4. Barbara van Schewick 413
5. Robert Hahn 214
6. J. Gregory Sidak 205
Christopher Yoo is by far the expert on the topic, having been cited more than twice as much as Barbara van Schewick, but his conclusions don’t comport with Frode's views. Nicholas Economides supports net neutrality but at least has the academic honesty to say that the policy can have ambiguous results. Wu, of course, coined the term net neutrality. Hahn and Sidak are two respected economists who demonstrate that net neutrality policy does not serve the ecosystem. The list would be rounded out by similar or nuanced conclusions from such well-cited economists as Mussachio (188), Hermalin/Katz (156), Kramer/Wieworra (152).
Marsden and Cooper are not the highest cited academics, but are noted net neutrality supporters as well as Ofcom critics. Cooper also has Google ties.
Marcus is the only independent on the panel, as he as conducted research on net neutrality at the request of the European Parliament. He was previously associated with Wik Consult which produced a survey commissioned by BEREC of Europeans on net neutrality. It revealed that consumers have a different understanding of net neutrality than the FOF, concluding essentially that if net neutrality means no zero rating, then they don’t want net neutrality.

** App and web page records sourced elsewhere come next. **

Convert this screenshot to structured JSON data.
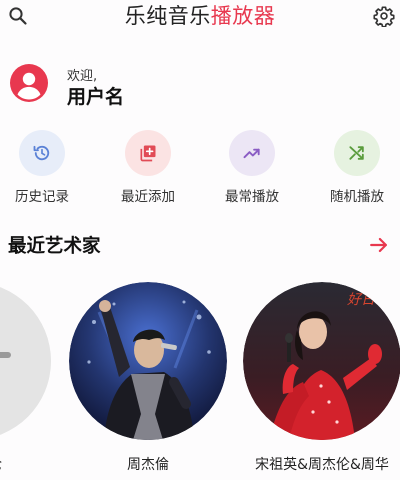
{
  "header": {
    "title_main": "乐纯音乐",
    "title_accent": "播放器",
    "search_icon": "search-icon",
    "settings_icon": "gear-icon",
    "accent_color": "#e8384f"
  },
  "user": {
    "welcome": "欢迎,",
    "name": "用户名",
    "avatar_icon": "user-avatar-icon"
  },
  "quick_actions": [
    {
      "label": "历史记录",
      "icon": "history-icon",
      "bg": "#e7edf9",
      "color": "#5b82d6"
    },
    {
      "label": "最近添加",
      "icon": "add-playlist-icon",
      "bg": "#fbe3e3",
      "color": "#e14b56"
    },
    {
      "label": "最常播放",
      "icon": "trending-up-icon",
      "bg": "#ece6f5",
      "color": "#8a5cc4"
    },
    {
      "label": "随机播放",
      "icon": "shuffle-icon",
      "bg": "#e6f2e0",
      "color": "#5a9c3c"
    }
  ],
  "recent_artists": {
    "title": "最近艺术家",
    "more_icon": "arrow-right-icon",
    "items": [
      {
        "name": "伦"
      },
      {
        "name": "周杰倫"
      },
      {
        "name": "宋祖英&周杰伦&周华"
      }
    ]
  }
}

Strand Consult’s opinion on the BEREC process for net neutrality
Strand Consult supports that expert testimony and academic evidence are an important part of net neutrality rulemaking. Strand Consult further supports that BEREC engage in a process to define guidelines for net neutrality, but it must be done with transparency and not behind closed doors. Transparency is not announcing a meeting on the day before it supposed to happen. Transparency is not having a secret documents. Transparency is not creating an expert panel of your friends without disclosing the criteria of the selection and terms of participation.
BEREC needs to take sufficient steps to communicate its proceedings. This should include but is not limited to agendas, minutes, presentations, written testimony, transcripts, and ex partes. Ideally BEREC would live stream its meeting rather them have them in closed doors where only the FOF can attend.
BEREC holds closed door meetings to make an Open Internet
One of the embarrasing spectacles of the American net neutrality process was the 300 page document of secret Open Internet rules on which FCC commissioners voted without release to the public. BEREC is on track to repeat this egregious violation of transparency. To bring transparency to the process, Strand Consult calls up BEREC and its supervisory authorities itself to do the following:
1. Release any draft documents on net neutrality guidelines now
2. Disclose the minutes and/or testimonies of the expert meeting on 25-26 February and other secret meetings
3. Disclose the criteria of which the experts were selected
4. Hold a supplementary panel of experts that reflects a proper accounting of the evidence and academic literature and/or hold an open and public process to solicit experts to develop the implementation guidelines
5. Conduct the expert meeting with a live stream and/or record the meeting and post online.
The hallmark of a telecom regulator is expert knowledge and political independence. Given that BEREC may have limited knowledge of net neutrality rulemaking and enforcement, its selection of "experts" is of vital importance. Moreover, the independence of BEREC is at issue, especially when a self-proclaimed net neutrality advocate from a non-EU country drives the process to develop implementation guidelines for the 28 nations of the EU. BEREC should take the necessary steps to demonstrate transparency and rectify any favoritism. This research note may be harsh, but on the other hand, if BEREC had conducted its efforts with the transparency, there would be no need for such a note. One journalist already expressed similar criticisms, calling all of the experts but Marcus "slacademics."
Google is rational to conduct net neutrality advocacy to serve its corporate interest, but it is not the job of the telecom regulator and BEREC to develop policies which unduly reward Google by regulating its rivals.
To learn more about the status of net neutrality rules around the world and why activists succeed to make rules even with an absence of harm, order Strand Consult's report Understanding Net Neutrality and Stakeholders’ Arguments.